Items listed in a dataset
----
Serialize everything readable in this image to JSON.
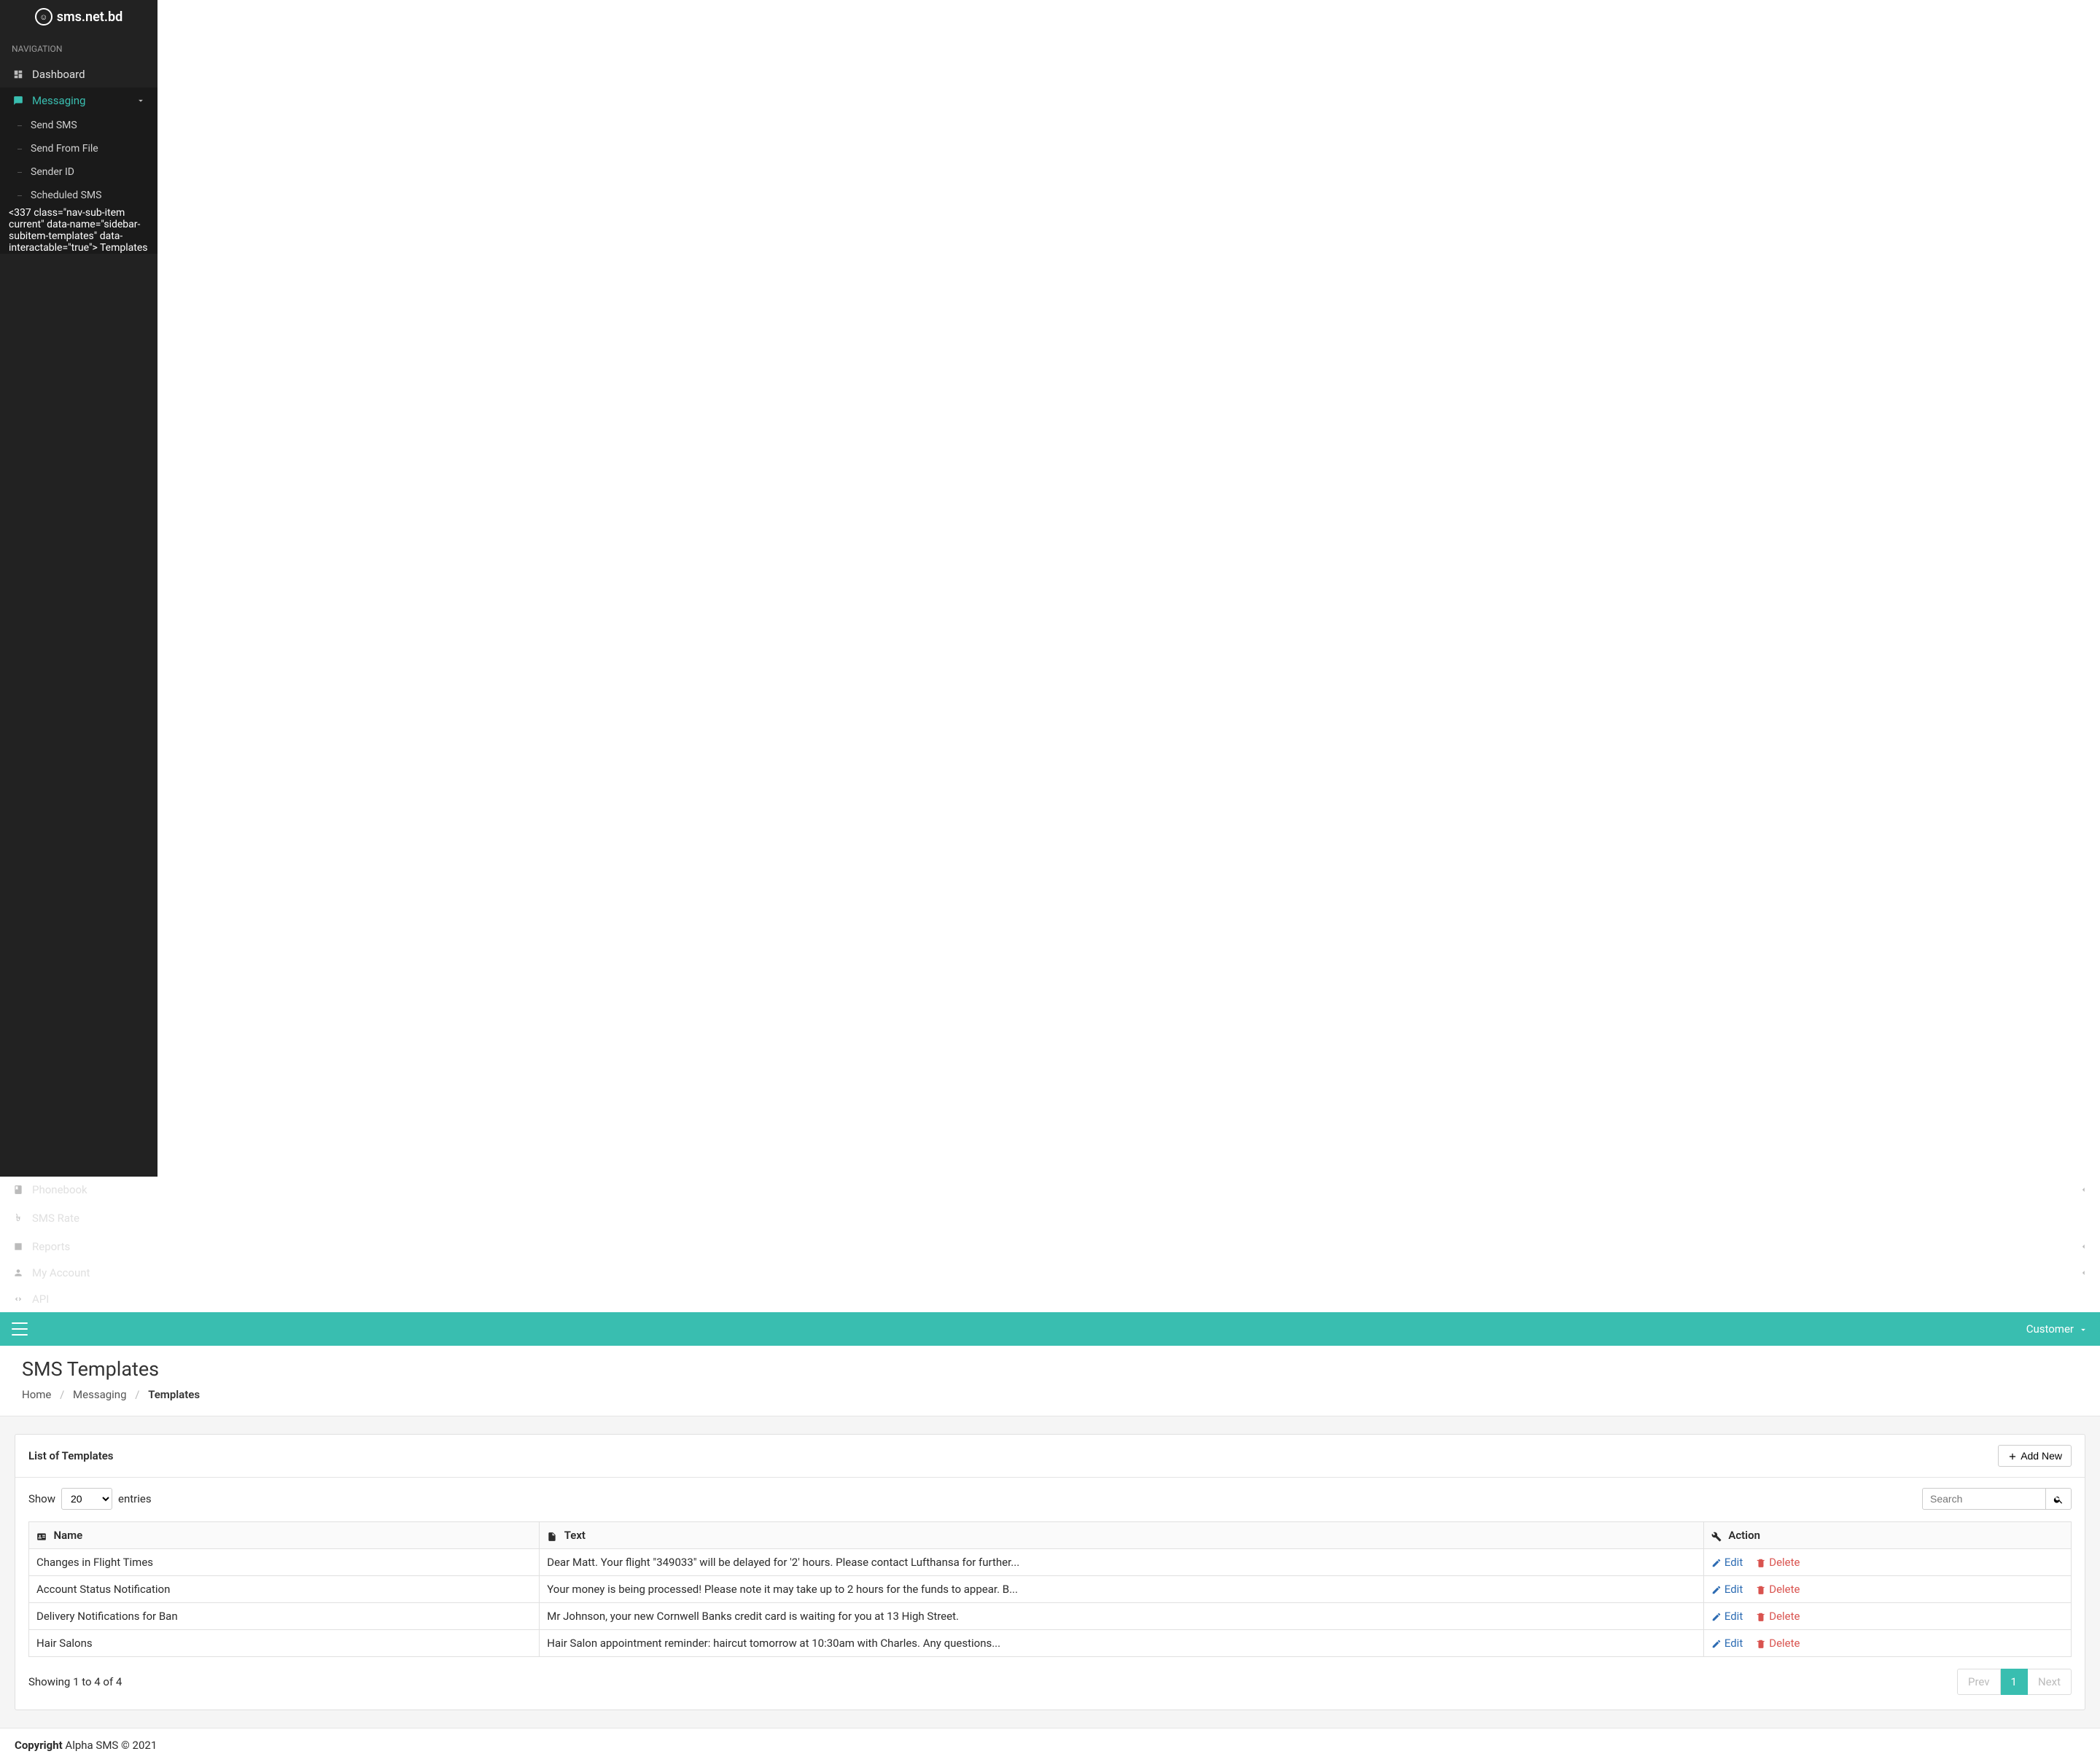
{
  "logo_text": "sms.net.bd",
  "nav_header": "NAVIGATION",
  "sidebar": {
    "items": [
      {
        "label": "Dashboard",
        "icon": "dashboard"
      },
      {
        "label": "Messaging",
        "icon": "chat",
        "expandable": true
      },
      {
        "label": "Phonebook",
        "icon": "book",
        "expandable": true
      },
      {
        "label": "SMS Rate",
        "icon": "bdt"
      },
      {
        "label": "Reports",
        "icon": "reports",
        "expandable": true
      },
      {
        "label": "My Account",
        "icon": "user",
        "expandable": true
      },
      {
        "label": "API",
        "icon": "code"
      }
    ],
    "messaging_sub": [
      {
        "label": "Send SMS"
      },
      {
        "label": "Send From File"
      },
      {
        "label": "Sender ID"
      },
      {
        "label": "Scheduled SMS"
      },
      {
        "label": "Templates"
      }
    ]
  },
  "topbar": {
    "user_menu_label": "Customer"
  },
  "page": {
    "title": "SMS Templates",
    "breadcrumb": {
      "home": "Home",
      "messaging": "Messaging",
      "current": "Templates"
    }
  },
  "panel": {
    "title": "List of Templates",
    "add_button": "Add New",
    "show_label_pre": "Show",
    "show_label_post": "entries",
    "show_value": "20",
    "search_placeholder": "Search",
    "columns": {
      "name": "Name",
      "text": "Text",
      "action": "Action"
    },
    "rows": [
      {
        "name": "Changes in Flight Times",
        "text": "Dear Matt. Your flight \"349033\" will be delayed for '2' hours. Please contact Lufthansa for further..."
      },
      {
        "name": "Account Status Notification",
        "text": "Your money is being processed! Please note it may take up to 2 hours for the funds to appear. B..."
      },
      {
        "name": "Delivery Notifications for Ban",
        "text": "Mr Johnson, your new Cornwell Banks credit card is waiting for you at 13 High Street."
      },
      {
        "name": "Hair Salons",
        "text": "Hair Salon appointment reminder: haircut tomorrow at 10:30am with Charles. Any questions..."
      }
    ],
    "action_edit": "Edit",
    "action_delete": "Delete",
    "showing_text": "Showing 1 to 4 of 4",
    "pagination": {
      "prev": "Prev",
      "current": "1",
      "next": "Next"
    }
  },
  "footer": {
    "strong": "Copyright",
    "rest": " Alpha SMS © 2021"
  }
}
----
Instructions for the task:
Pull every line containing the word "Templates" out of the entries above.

Solution for this exercise:
        "label": "Templates"
    "title": "SMS Templates",
      "current": "Templates"
    "title": "List of Templates",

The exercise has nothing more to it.